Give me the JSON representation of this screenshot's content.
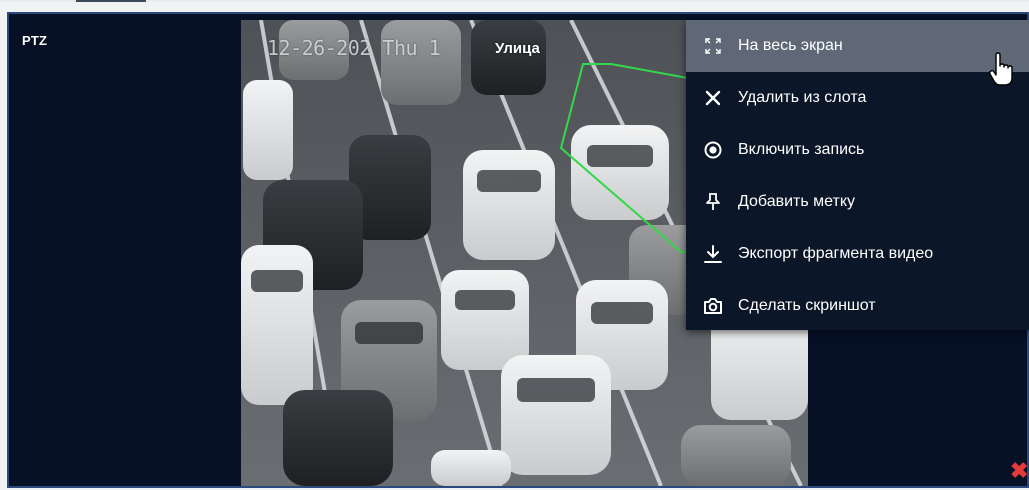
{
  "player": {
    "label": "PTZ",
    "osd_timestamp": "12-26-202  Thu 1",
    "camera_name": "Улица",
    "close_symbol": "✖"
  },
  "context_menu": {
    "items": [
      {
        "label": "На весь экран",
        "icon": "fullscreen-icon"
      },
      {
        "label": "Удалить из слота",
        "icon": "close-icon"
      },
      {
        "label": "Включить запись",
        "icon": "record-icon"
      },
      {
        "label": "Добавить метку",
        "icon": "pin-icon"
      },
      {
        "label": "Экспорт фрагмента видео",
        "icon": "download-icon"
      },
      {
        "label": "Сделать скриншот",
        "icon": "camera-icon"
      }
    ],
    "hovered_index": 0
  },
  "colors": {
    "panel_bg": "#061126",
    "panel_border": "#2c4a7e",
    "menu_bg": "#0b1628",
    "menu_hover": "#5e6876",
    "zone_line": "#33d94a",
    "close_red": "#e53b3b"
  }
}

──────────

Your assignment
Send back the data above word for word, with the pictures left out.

Result of this exercise
Give me the JSON representation of this screenshot's content.
{
  "player": {
    "label": "PTZ",
    "osd_timestamp": "12-26-202  Thu 1",
    "camera_name": "Улица",
    "close_symbol": "✖"
  },
  "context_menu": {
    "items": [
      {
        "label": "На весь экран",
        "icon": "fullscreen-icon"
      },
      {
        "label": "Удалить из слота",
        "icon": "close-icon"
      },
      {
        "label": "Включить запись",
        "icon": "record-icon"
      },
      {
        "label": "Добавить метку",
        "icon": "pin-icon"
      },
      {
        "label": "Экспорт фрагмента видео",
        "icon": "download-icon"
      },
      {
        "label": "Сделать скриншот",
        "icon": "camera-icon"
      }
    ],
    "hovered_index": 0
  },
  "colors": {
    "panel_bg": "#061126",
    "panel_border": "#2c4a7e",
    "menu_bg": "#0b1628",
    "menu_hover": "#5e6876",
    "zone_line": "#33d94a",
    "close_red": "#e53b3b"
  }
}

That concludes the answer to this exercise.